To compile the report, the firms surveyed a wide range of maritime industry participants asking which issues they believed are most likely to arise over the next ten years, which will have a high impact, and how well prepared the industry is to meet the challenges.
In terms of preparedness, the respondents said they felt least prepared for autonomy technology and noted a failure or shortfall in infrastructure.
“The maritime industry has a long history of facing disruptions and uncertainty,” said Marcus Baker, global head of marine and cargo at Marsh Specialty.
Notably, fuel price and geopolitical tension rose from the number seven and six ranking respectively in 2021 to number one and two in terms of likelihood. This is the first time fuel price increase has taken the top ranking and reflects the current concerns surrounding global fuel supply.
The report authors notes that the rise of fuel concerns pushed new environmental regulations and decarbonisation of shipping from the number one and two spots in 2021 to third and fifth, respectively, in terms of likelihood.

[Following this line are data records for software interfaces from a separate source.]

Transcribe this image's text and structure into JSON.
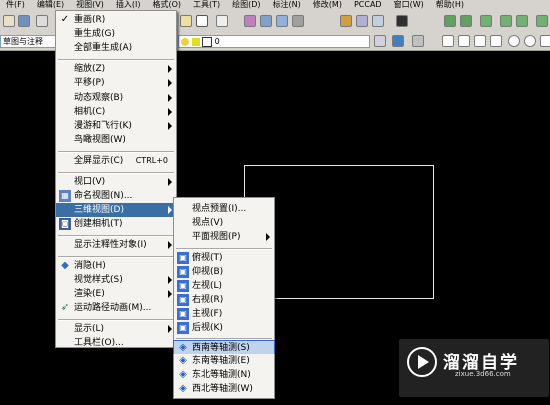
{
  "menubar": [
    "件(F)",
    "编辑(E)",
    "视图(V)",
    "插入(I)",
    "格式(O)",
    "工具(T)",
    "绘图(D)",
    "标注(N)",
    "修改(M)",
    "PCCAD",
    "窗口(W)",
    "帮助(H)"
  ],
  "toolbar": {
    "workspace_combo": "草图与注释",
    "layer_combo": "0"
  },
  "view_menu": {
    "items": [
      {
        "label": "重画(R)",
        "icon": "check-icon"
      },
      {
        "label": "重生成(G)",
        "icon": ""
      },
      {
        "label": "全部重生成(A)",
        "icon": ""
      },
      {
        "label": "缩放(Z)",
        "icon": "",
        "submenu": true
      },
      {
        "label": "平移(P)",
        "icon": "",
        "submenu": true
      },
      {
        "label": "动态观察(B)",
        "icon": "",
        "submenu": true
      },
      {
        "label": "相机(C)",
        "icon": "",
        "submenu": true
      },
      {
        "label": "漫游和飞行(K)",
        "icon": "",
        "submenu": true
      },
      {
        "label": "鸟瞰视图(W)",
        "icon": ""
      },
      {
        "label": "全屏显示(C)",
        "shortcut": "CTRL+0"
      },
      {
        "label": "视口(V)",
        "submenu": true
      },
      {
        "label": "命名视图(N)...",
        "icon": "named-view-icon"
      },
      {
        "label": "三维视图(D)",
        "submenu": true,
        "highlighted": true
      },
      {
        "label": "创建相机(T)",
        "icon": "camera-icon"
      },
      {
        "label": "显示注释性对象(I)",
        "submenu": true
      },
      {
        "label": "消隐(H)",
        "icon": "hide-icon"
      },
      {
        "label": "视觉样式(S)",
        "submenu": true
      },
      {
        "label": "渲染(E)",
        "submenu": true
      },
      {
        "label": "运动路径动画(M)...",
        "icon": "motion-path-icon"
      },
      {
        "label": "显示(L)",
        "submenu": true
      },
      {
        "label": "工具栏(O)..."
      }
    ]
  },
  "view3d_menu": {
    "items": [
      {
        "label": "视点预置(I)..."
      },
      {
        "label": "视点(V)"
      },
      {
        "label": "平面视图(P)",
        "submenu": true
      },
      {
        "label": "俯视(T)",
        "icon": "top-view-icon"
      },
      {
        "label": "仰视(B)",
        "icon": "bottom-view-icon"
      },
      {
        "label": "左视(L)",
        "icon": "left-view-icon"
      },
      {
        "label": "右视(R)",
        "icon": "right-view-icon"
      },
      {
        "label": "主视(F)",
        "icon": "front-view-icon"
      },
      {
        "label": "后视(K)",
        "icon": "back-view-icon"
      },
      {
        "label": "西南等轴测(S)",
        "icon": "sw-iso-icon",
        "selected": true
      },
      {
        "label": "东南等轴测(E)",
        "icon": "se-iso-icon"
      },
      {
        "label": "东北等轴测(N)",
        "icon": "ne-iso-icon"
      },
      {
        "label": "西北等轴测(W)",
        "icon": "nw-iso-icon"
      }
    ]
  },
  "watermark": {
    "title": "溜溜自学",
    "url": "zixue.3d66.com"
  }
}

“Many observers have expressed concern that the war between Russia and Ukraine, with its high impact on energy use, is drawing attention away from climate issues, and not only in the maritime industry,” said the report.
Regarding preparedness, views improved on the industry’s readiness for decarbonisation and environmental regulatory issues. The report’s authors concluded that this shift demonstrated that respondents believe the industry is more prepared to reduce or eliminate the use of fossil fuels in shipping, and that it is increasingly prepared for environmental requirements through regulations.

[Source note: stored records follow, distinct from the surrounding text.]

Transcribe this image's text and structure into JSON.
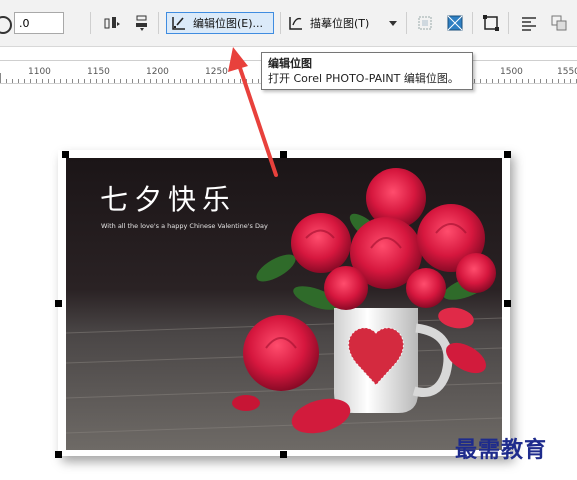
{
  "toolbar": {
    "angle_value": ".0",
    "edit_bitmap_label": "编辑位图(E)...",
    "trace_bitmap_label": "描摹位图(T)"
  },
  "ruler": {
    "labels": [
      "1100",
      "1150",
      "1200",
      "1250",
      "1500",
      "1550"
    ]
  },
  "tooltip": {
    "title": "编辑位图",
    "description": "打开 Corel PHOTO-PAINT 编辑位图。"
  },
  "image": {
    "title": "七夕快乐",
    "subtitle": "With all the love's a happy Chinese Valentine's Day"
  },
  "watermark": "最需教育",
  "colors": {
    "accent": "#3f8ce0",
    "button_bg": "#dbeaf9",
    "arrow": "#e8413c",
    "watermark": "#1e2b8c"
  }
}
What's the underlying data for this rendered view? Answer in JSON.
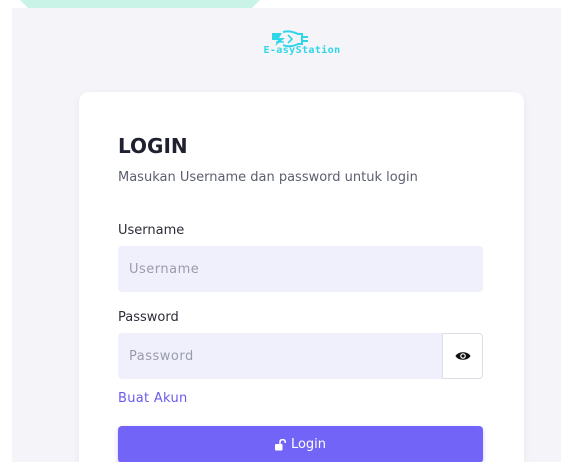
{
  "brand": {
    "logo_text": "E-asyStation",
    "logo_icon": "lightning-plug-icon",
    "accent_color": "#2fd6e9"
  },
  "login_card": {
    "title": "LOGIN",
    "subtitle": "Masukan Username dan password untuk login",
    "username": {
      "label": "Username",
      "placeholder": "Username",
      "value": ""
    },
    "password": {
      "label": "Password",
      "placeholder": "Password",
      "value": "",
      "toggle_icon": "eye-icon"
    },
    "create_account_link": "Buat Akun",
    "login_button": {
      "label": "Login",
      "icon": "unlock-icon",
      "color": "#7264f6"
    }
  },
  "colors": {
    "background": "#f5f5f9",
    "input_background": "#eff0fc",
    "link": "#6a5bf0"
  }
}
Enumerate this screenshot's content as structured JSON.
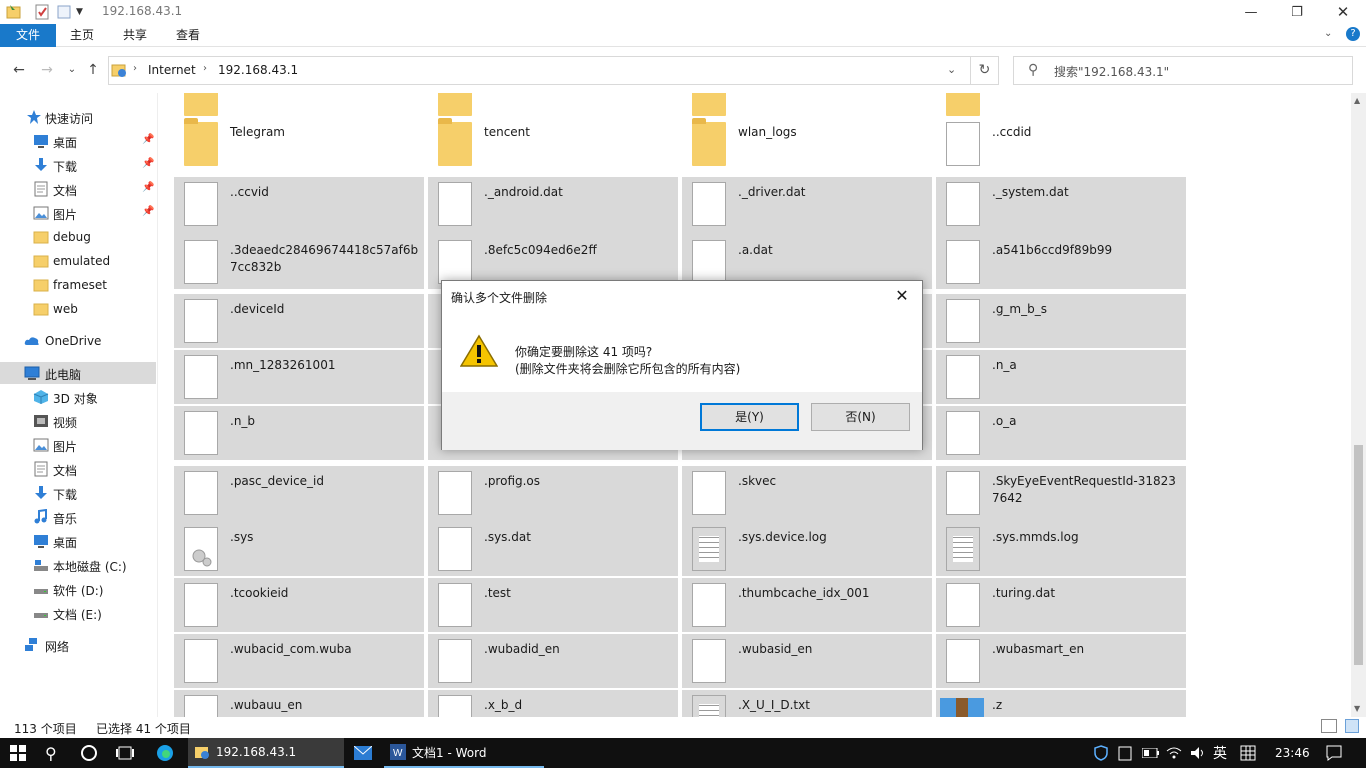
{
  "window": {
    "title": "192.168.43.1"
  },
  "ribbon": {
    "tabs": [
      "文件",
      "主页",
      "共享",
      "查看"
    ]
  },
  "address": {
    "crumbs": [
      "Internet",
      "192.168.43.1"
    ],
    "search_placeholder": "搜索\"192.168.43.1\""
  },
  "nav": {
    "quick_access": "快速访问",
    "items": [
      {
        "label": "桌面",
        "icon": "desktop-icon",
        "pinned": true
      },
      {
        "label": "下载",
        "icon": "download-icon",
        "pinned": true
      },
      {
        "label": "文档",
        "icon": "document-icon",
        "pinned": true
      },
      {
        "label": "图片",
        "icon": "picture-icon",
        "pinned": true
      },
      {
        "label": "debug",
        "icon": "folder-icon",
        "pinned": false
      },
      {
        "label": "emulated",
        "icon": "folder-icon",
        "pinned": false
      },
      {
        "label": "frameset",
        "icon": "folder-icon",
        "pinned": false
      },
      {
        "label": "web",
        "icon": "folder-icon",
        "pinned": false
      }
    ],
    "onedrive": "OneDrive",
    "this_pc": "此电脑",
    "pc_items": [
      {
        "label": "3D 对象",
        "icon": "3d-objects-icon"
      },
      {
        "label": "视频",
        "icon": "video-icon"
      },
      {
        "label": "图片",
        "icon": "picture-icon"
      },
      {
        "label": "文档",
        "icon": "document-icon"
      },
      {
        "label": "下载",
        "icon": "download-icon"
      },
      {
        "label": "音乐",
        "icon": "music-icon"
      },
      {
        "label": "桌面",
        "icon": "desktop-icon"
      },
      {
        "label": "本地磁盘 (C:)",
        "icon": "drive-c-icon"
      },
      {
        "label": "软件 (D:)",
        "icon": "drive-icon"
      },
      {
        "label": "文档 (E:)",
        "icon": "drive-icon"
      }
    ],
    "network": "网络"
  },
  "files": [
    {
      "name": "Telegram",
      "type": "folder",
      "selected": false
    },
    {
      "name": "tencent",
      "type": "folder",
      "selected": false
    },
    {
      "name": "wlan_logs",
      "type": "folder",
      "selected": false
    },
    {
      "name": "..ccdid",
      "type": "file",
      "selected": false
    },
    {
      "name": "..ccvid",
      "type": "file",
      "selected": true
    },
    {
      "name": "._android.dat",
      "type": "file",
      "selected": true
    },
    {
      "name": "._driver.dat",
      "type": "file",
      "selected": true
    },
    {
      "name": "._system.dat",
      "type": "file",
      "selected": true
    },
    {
      "name": ".3deaedc28469674418c57af6b7cc832b",
      "type": "file",
      "selected": true
    },
    {
      "name": ".8efc5c094ed6e2ff",
      "type": "file",
      "selected": true
    },
    {
      "name": ".a.dat",
      "type": "file",
      "selected": true
    },
    {
      "name": ".a541b6ccd9f89b99",
      "type": "file",
      "selected": true
    },
    {
      "name": ".deviceId",
      "type": "file",
      "selected": true
    },
    {
      "name": "",
      "type": "hidden",
      "selected": true
    },
    {
      "name": "",
      "type": "hidden",
      "selected": true
    },
    {
      "name": ".g_m_b_s",
      "type": "file",
      "selected": true
    },
    {
      "name": ".mn_1283261001",
      "type": "file",
      "selected": true
    },
    {
      "name": "",
      "type": "hidden",
      "selected": true
    },
    {
      "name": "",
      "type": "hidden",
      "selected": true
    },
    {
      "name": ".n_a",
      "type": "file",
      "selected": true
    },
    {
      "name": ".n_b",
      "type": "file",
      "selected": true
    },
    {
      "name": "",
      "type": "hidden",
      "selected": true
    },
    {
      "name": "",
      "type": "hidden",
      "selected": true
    },
    {
      "name": ".o_a",
      "type": "file",
      "selected": true
    },
    {
      "name": ".pasc_device_id",
      "type": "file",
      "selected": true
    },
    {
      "name": ".profig.os",
      "type": "file",
      "selected": true
    },
    {
      "name": ".skvec",
      "type": "file",
      "selected": true
    },
    {
      "name": ".SkyEyeEventRequestId-318237642",
      "type": "file",
      "selected": true
    },
    {
      "name": ".sys",
      "type": "settings",
      "selected": true
    },
    {
      "name": ".sys.dat",
      "type": "file",
      "selected": true
    },
    {
      "name": ".sys.device.log",
      "type": "text",
      "selected": true
    },
    {
      "name": ".sys.mmds.log",
      "type": "text",
      "selected": true
    },
    {
      "name": ".tcookieid",
      "type": "file",
      "selected": true
    },
    {
      "name": ".test",
      "type": "file",
      "selected": true
    },
    {
      "name": ".thumbcache_idx_001",
      "type": "file",
      "selected": true
    },
    {
      "name": ".turing.dat",
      "type": "file",
      "selected": true
    },
    {
      "name": ".wubacid_com.wuba",
      "type": "file",
      "selected": true
    },
    {
      "name": ".wubadid_en",
      "type": "file",
      "selected": true
    },
    {
      "name": ".wubasid_en",
      "type": "file",
      "selected": true
    },
    {
      "name": ".wubasmart_en",
      "type": "file",
      "selected": true
    },
    {
      "name": ".wubauu_en",
      "type": "file",
      "selected": true
    },
    {
      "name": ".x_b_d",
      "type": "file",
      "selected": true
    },
    {
      "name": ".X_U_I_D.txt",
      "type": "text",
      "selected": true
    },
    {
      "name": ".z",
      "type": "archive",
      "selected": true
    }
  ],
  "status": {
    "count": "113 个项目",
    "selected": "已选择 41 个项目"
  },
  "dialog": {
    "title": "确认多个文件删除",
    "message": "你确定要删除这 41 项吗?",
    "detail": "(删除文件夹将会删除它所包含的所有内容)",
    "yes": "是(Y)",
    "no": "否(N)"
  },
  "taskbar": {
    "explorer_label": "192.168.43.1",
    "word_label": "文档1 - Word",
    "ime": "英",
    "time": "23:46"
  }
}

“Key stakeholders have realised the need to work together with regulatory bodies to lay down a concrete and accelerated path toward decarbonisation,” said Eric Aboussouan, director of strategy, investments and partnerships, and digitalisation at Cargill Ocean Transportation at Cargill. “The simple fact that more and more shipping actors are willing to look at data, analyse those, and publish the findings and results on their progress toward decarbonisation is already a big step forward.”
Global crisis concerns
However, respondents were not unduly concerned about access to finance, which ranked 18 on the list in terms of likelihood and dropped in terms of impact.
But, seen in conjunction with environmental concerns, financing risks are likely to escalate. Michael Parker, chairman of global shipping, logistics and offshore at Citi, said: “The availability of capital will become increasingly important. And that will begin to be dictated by emissions and other environmental metrics as cargo owners choose which vessels they charter based on those metrics, and not just freight rates.”
Meanwhile, the progress of digitisation and connectivity ensured that cyberattacks ranked high in the survey, ranking number four for likelihood in 2022. However, the likelihood of big data and artificial intelligence generating challenges ranked lower, placing at number seven this year compared with four in 2021.
“Every company in every industry should expect a cyberattack,” said Elisabeth Case, managing director, cyber practice, US and Canada at Marsh. “An important mindset companies can adopt is to focus on resilience,” Case said. “Rather than trying to block every possible cyberattack, resilient companies—and insurers—are focusing on key controls, such as multifactor authentication, email filtering, and others in order to minimise the impact of a cyberattack when one does occur.”
Thomas Bagge, CEO and statutory director at the Digital Container Shipping Association, added that the generally conservative nature of the shipping industry is the “single biggest thing” holding it back in terms of managing cyber risks and issues related to digitalisation. “Industry is significantly better prepared for cyberattacks than a few years ago—certainly that is the case for container carriers—but the risk is also increasing.”
Source: Baltic Exchange